“The Hagerman Horse Quarry remains the largest single find of equus simplicidensa predecessor of modern horses that lived 4 to 3 million years ago,” the NPS website notes of the expedition.
Today, remains from 200 horses have been found, including 20 complete skeletons.
Tale of the Hagerman Horse
According to Idaho State University’s website, the Hagerman horse is the earliest known representative of what would eventually become the animal we are familiar with today. It’s also believed that the horse is more related to the zebra than today’s domestically bred horses.
“Hagerman (Idaho) is also considered one of the world’s key sites for the study of horse evolution, and the discoveries made here have shaped our understanding of this familiar animal,” the NPS website notes.
Idaho’s state fossil
Hagerman Fossil Beds National Monument was created in 1988 to preserve one of the richest Pliocene fossil sites in the world.
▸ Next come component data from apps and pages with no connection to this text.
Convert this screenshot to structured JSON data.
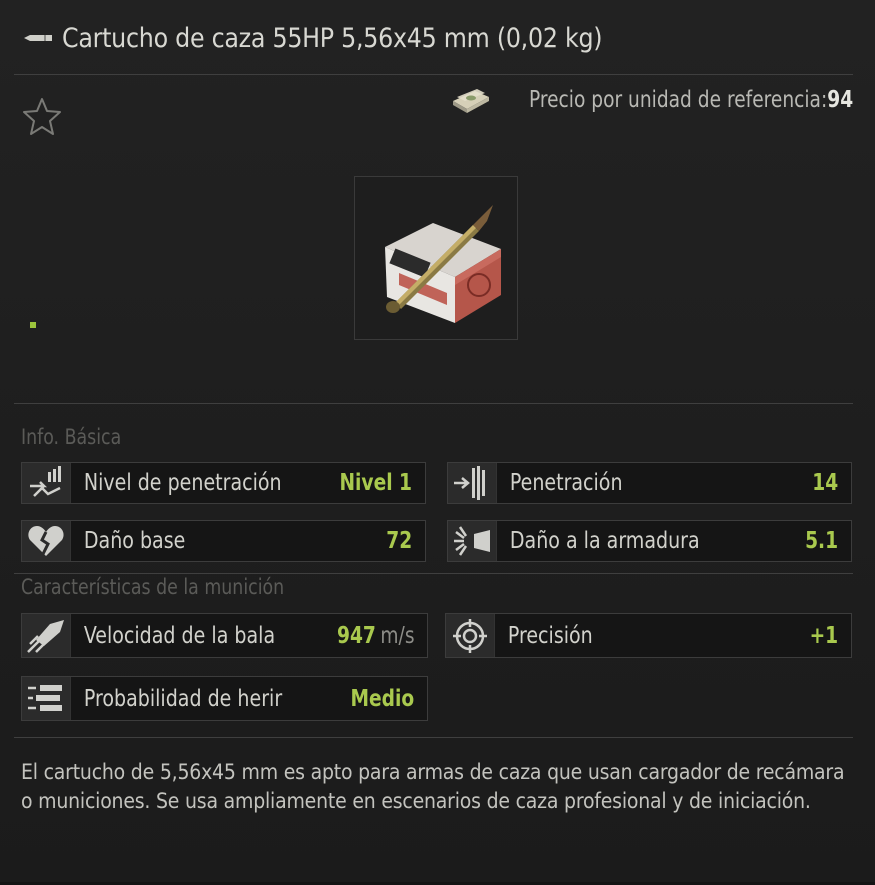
{
  "item": {
    "title": "Cartucho de caza 55HP 5,56x45 mm (0,02 kg)",
    "price_label": "Precio por unidad de referencia:",
    "price_value": "94"
  },
  "sections": {
    "basic": "Info. Básica",
    "ammo": "Características de la munición"
  },
  "stats": {
    "penetration_level": {
      "label": "Nivel de penetración",
      "value": "Nivel 1",
      "icon": "penetration-level-icon"
    },
    "penetration": {
      "label": "Penetración",
      "value": "14",
      "icon": "penetration-icon"
    },
    "base_damage": {
      "label": "Daño base",
      "value": "72",
      "icon": "broken-heart-icon"
    },
    "armor_damage": {
      "label": "Daño a la armadura",
      "value": "5.1",
      "icon": "armor-damage-icon"
    },
    "bullet_velocity": {
      "label": "Velocidad de la bala",
      "value": "947",
      "unit": "m/s",
      "icon": "bullet-velocity-icon"
    },
    "accuracy": {
      "label": "Precisión",
      "value": "+1",
      "icon": "crosshair-icon"
    },
    "injury_chance": {
      "label": "Probabilidad de herir",
      "value": "Medio",
      "icon": "injury-chance-icon"
    }
  },
  "description": "El cartucho de 5,56x45 mm es apto para armas de caza que usan cargador de recámara o municiones. Se usa ampliamente en escenarios de caza profesional y de iniciación.",
  "colors": {
    "accent_green": "#a9c94e",
    "panel_bg": "#1f1f1f",
    "stat_bg": "#151515"
  }
}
That same year, the state legislature made it the state fossil of Idaho.
The new Thousand Springs Visitor Center is expected to open this spring. The center will feature all-new fossil exhibits and host ranger programs and other activities.
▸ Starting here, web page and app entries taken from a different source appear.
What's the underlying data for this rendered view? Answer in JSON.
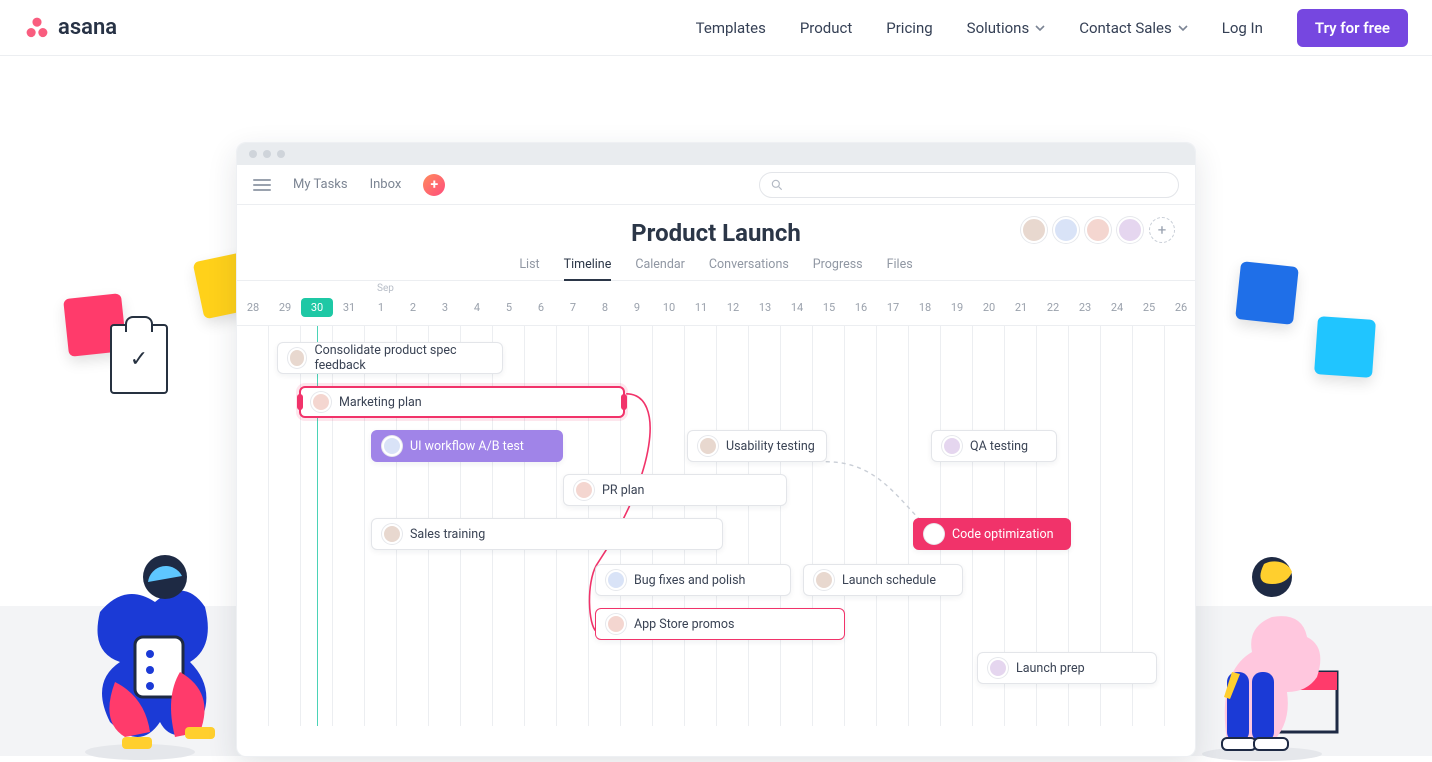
{
  "brand": "asana",
  "nav": {
    "templates": "Templates",
    "product": "Product",
    "pricing": "Pricing",
    "solutions": "Solutions",
    "contact": "Contact Sales",
    "login": "Log In",
    "cta": "Try for free"
  },
  "app": {
    "mytasks": "My Tasks",
    "inbox": "Inbox",
    "search_placeholder": "",
    "title": "Product Launch",
    "tabs": {
      "list": "List",
      "timeline": "Timeline",
      "calendar": "Calendar",
      "conversations": "Conversations",
      "progress": "Progress",
      "files": "Files"
    },
    "month_label": "Sep",
    "days": [
      "28",
      "29",
      "30",
      "31",
      "1",
      "2",
      "3",
      "4",
      "5",
      "6",
      "7",
      "8",
      "9",
      "10",
      "11",
      "12",
      "13",
      "14",
      "15",
      "16",
      "17",
      "18",
      "19",
      "20",
      "21",
      "22",
      "23",
      "24",
      "25",
      "26"
    ],
    "today_index": 2,
    "tasks": {
      "consolidate": "Consolidate product spec feedback",
      "marketing": "Marketing plan",
      "ab": "UI workflow A/B test",
      "usability": "Usability testing",
      "qa": "QA testing",
      "pr": "PR plan",
      "sales": "Sales training",
      "code": "Code optimization",
      "bugs": "Bug fixes and polish",
      "launchsch": "Launch schedule",
      "promos": "App Store promos",
      "launchprep": "Launch prep"
    }
  }
}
The monument’s trails and overlooks are still open to visitors. In 2023, a new campground is set to open in the area.
To learn more about the Hagerman Fossil Beds, click here.